- Ditman 1967. This is one of the earliest studies on AA, done before we knew how to properly study AA. It was a RCT -- a "randomized controlled trial." A RCT doesn't work with AA because 1) The people assigned to AA do not necessarily work the steps as suggested by oldtimers in AA meetings 2) The people not assigned to AA who are serious about getting sober end up going to the program anyway.
- Brandsma 1980. Like Ditman 1967, this was a RCT, with the same problems. In addition, there is an opt-repeated claim that this study shows AA results in increased binge drinking. However 1) The study looked at about three dozen different findings at multiple follow-up periods, but this result was only seen in this one finding at one follow-up period 2) This result has not been replicated in recent studies  even though 3) The study is 36 years old.
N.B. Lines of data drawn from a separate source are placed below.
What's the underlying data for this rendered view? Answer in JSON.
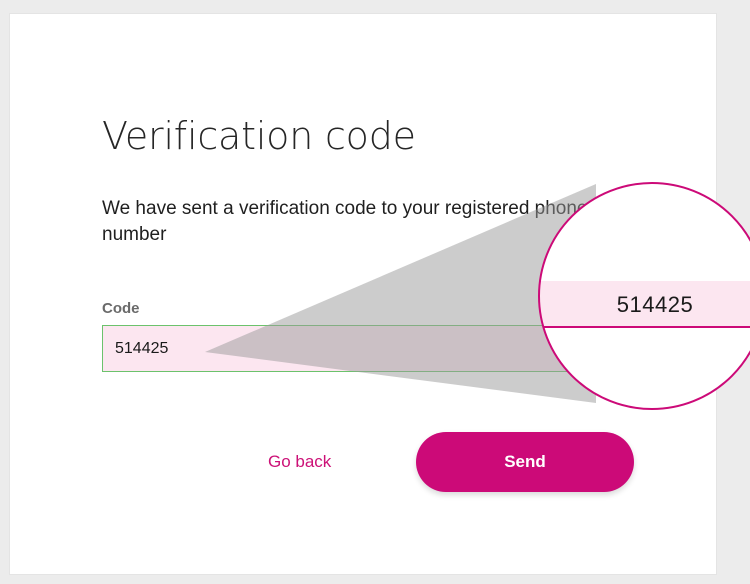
{
  "page": {
    "title": "Verification code",
    "description": "We have sent a verification code to your registered phone number"
  },
  "form": {
    "code_label": "Code",
    "code_value": "514425"
  },
  "actions": {
    "go_back_label": "Go back",
    "send_label": "Send"
  },
  "magnifier": {
    "zoomed_value": "514425"
  },
  "colors": {
    "accent": "#cc0a78",
    "input_border": "#6cc26c",
    "input_highlight": "#fce6f0"
  }
}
- The 1990 AA Triennial survey. This was not a scientific survey; this was an informal survey AA sent to members. Of the people in their first year of recovery, about 5% were in their 12th month of recovery, which is lower than the 8.3% rate we expect to see if AA had a 100% retention rate. Statistical extrapolations show that this survey shows a 29% retention rate; the question I ask is this: Is it AA's fault that 71% of newcomers decide to not come back to an AA meeting?
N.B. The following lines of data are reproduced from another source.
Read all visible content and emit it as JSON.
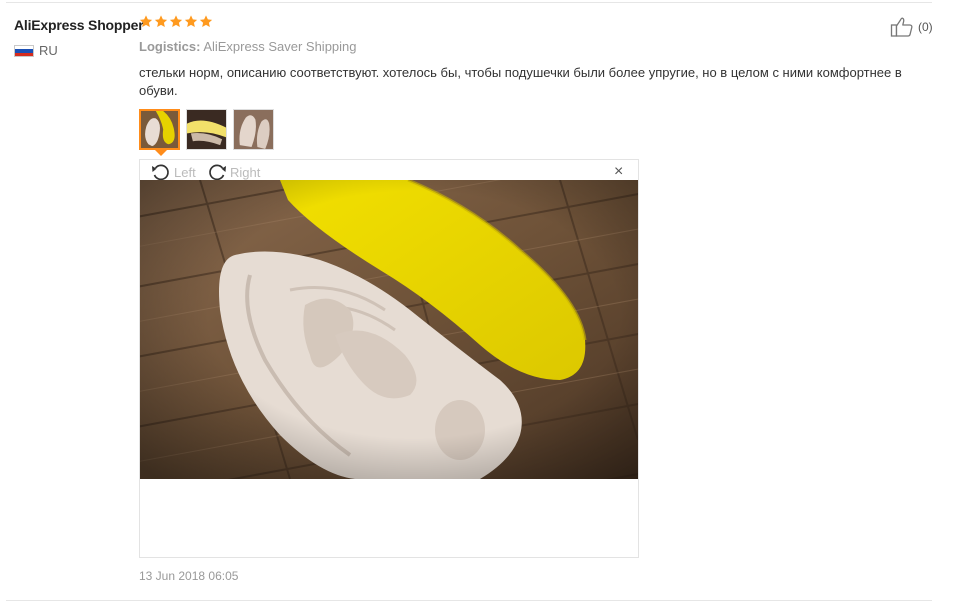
{
  "review": {
    "user_name": "AliExpress Shopper",
    "country": "RU",
    "rating": 5,
    "logistics_label": "Logistics:",
    "logistics_value": "AliExpress Saver Shipping",
    "text": "стельки норм, описанию соответствуют. хотелось бы, чтобы подушечки были более упругие, но в целом с ними комфортнее в обуви.",
    "helpful_count": "(0)",
    "date": "13 Jun 2018 06:05"
  },
  "viewer": {
    "rotate_left_label": "Left",
    "rotate_right_label": "Right",
    "close_symbol": "×"
  },
  "thumbnails": [
    {
      "name": "photo-1",
      "active": true
    },
    {
      "name": "photo-2",
      "active": false
    },
    {
      "name": "photo-3",
      "active": false
    }
  ],
  "colors": {
    "star": "#ff9a1f",
    "active_border": "#ff8c1a",
    "muted_text": "#999999"
  },
  "icons": [
    "star-icon",
    "thumbs-up-icon",
    "rotate-left-icon",
    "rotate-right-icon",
    "close-icon",
    "russia-flag-icon"
  ]
}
Now, this study showing that it's not just self selection is just one study, and we need to have further studies to confirm that AA itself (and not just self-selection) helps keep alcoholics sober, but that's the direction the evidence points to right now. I would worry about these results being in just one study if the study was 36 years old, but this study is not even two years old.
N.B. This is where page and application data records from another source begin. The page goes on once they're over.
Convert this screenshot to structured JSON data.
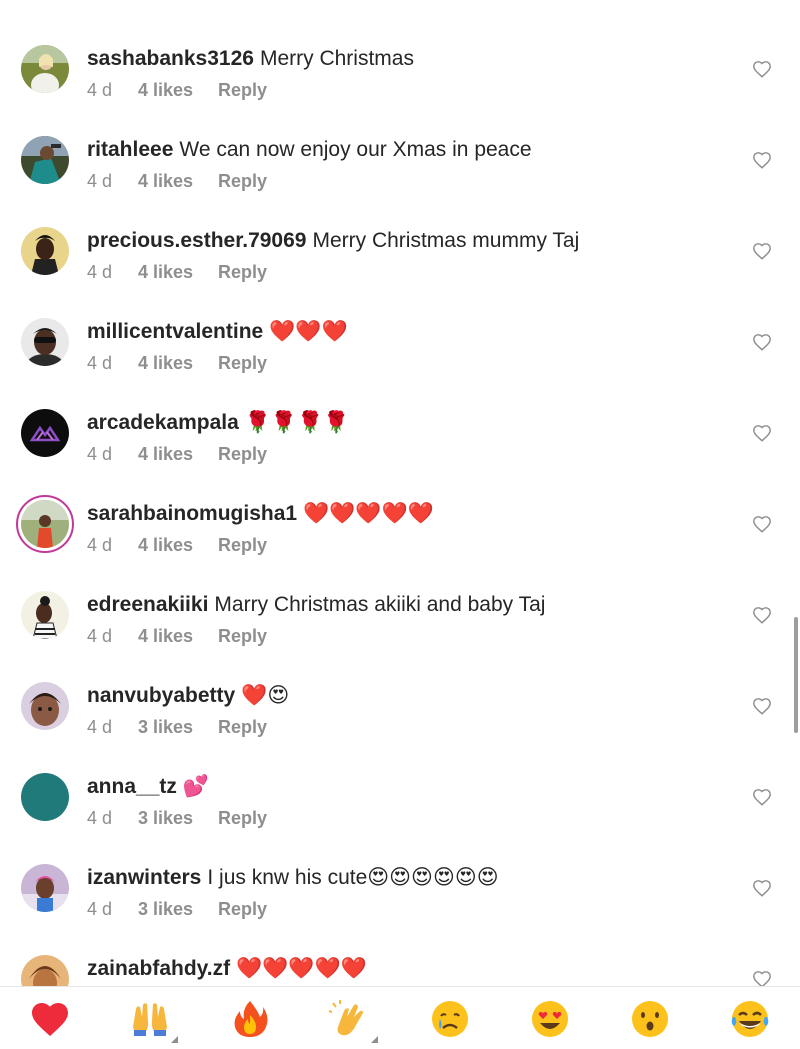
{
  "colors": {
    "text": "#262626",
    "muted": "#8e8e8e",
    "heart_red": "#ed2b3a",
    "story_ring": "#c0389a"
  },
  "comments": [
    {
      "username": "sashabanks3126",
      "text": "Merry Christmas",
      "age": "4 d",
      "likes": "4 likes",
      "reply": "Reply"
    },
    {
      "username": "ritahleee",
      "text": "We can now enjoy our Xmas in peace",
      "age": "4 d",
      "likes": "4 likes",
      "reply": "Reply"
    },
    {
      "username": "precious.esther.79069",
      "text": "Merry Christmas mummy Taj",
      "age": "4 d",
      "likes": "4 likes",
      "reply": "Reply"
    },
    {
      "username": "millicentvalentine",
      "text": "❤️❤️❤️",
      "age": "4 d",
      "likes": "4 likes",
      "reply": "Reply"
    },
    {
      "username": "arcadekampala",
      "text": "🌹🌹🌹🌹",
      "age": "4 d",
      "likes": "4 likes",
      "reply": "Reply"
    },
    {
      "username": "sarahbainomugisha1",
      "text": "❤️❤️❤️❤️❤️",
      "age": "4 d",
      "likes": "4 likes",
      "reply": "Reply"
    },
    {
      "username": "edreenakiiki",
      "text": "Marry Christmas akiiki and baby Taj",
      "age": "4 d",
      "likes": "4 likes",
      "reply": "Reply"
    },
    {
      "username": "nanvubyabetty",
      "text": "❤️😍",
      "age": "4 d",
      "likes": "3 likes",
      "reply": "Reply"
    },
    {
      "username": "anna__tz",
      "text": "💕",
      "age": "4 d",
      "likes": "3 likes",
      "reply": "Reply"
    },
    {
      "username": "izanwinters",
      "text": "I jus knw his cute😍😍😍😍😍😍",
      "age": "4 d",
      "likes": "3 likes",
      "reply": "Reply"
    },
    {
      "username": "zainabfahdy.zf",
      "text": "❤️❤️❤️❤️❤️",
      "age": "",
      "likes": "",
      "reply": ""
    }
  ],
  "emoji_bar": [
    {
      "icon": "red-heart-icon"
    },
    {
      "icon": "raising-hands-icon"
    },
    {
      "icon": "fire-icon"
    },
    {
      "icon": "clapping-hands-icon"
    },
    {
      "icon": "crying-face-icon"
    },
    {
      "icon": "heart-eyes-icon"
    },
    {
      "icon": "surprised-face-icon"
    },
    {
      "icon": "tears-of-joy-icon"
    }
  ]
}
Bottom line: If you have a drinking problem, and want to get and stay sober, AA is an effective way to do just that.
 Edit: I need to point out Ogborne 1982, but this study is most likely just observing the fact that AA members are more likely to be honest about the negative consequences of their drinking.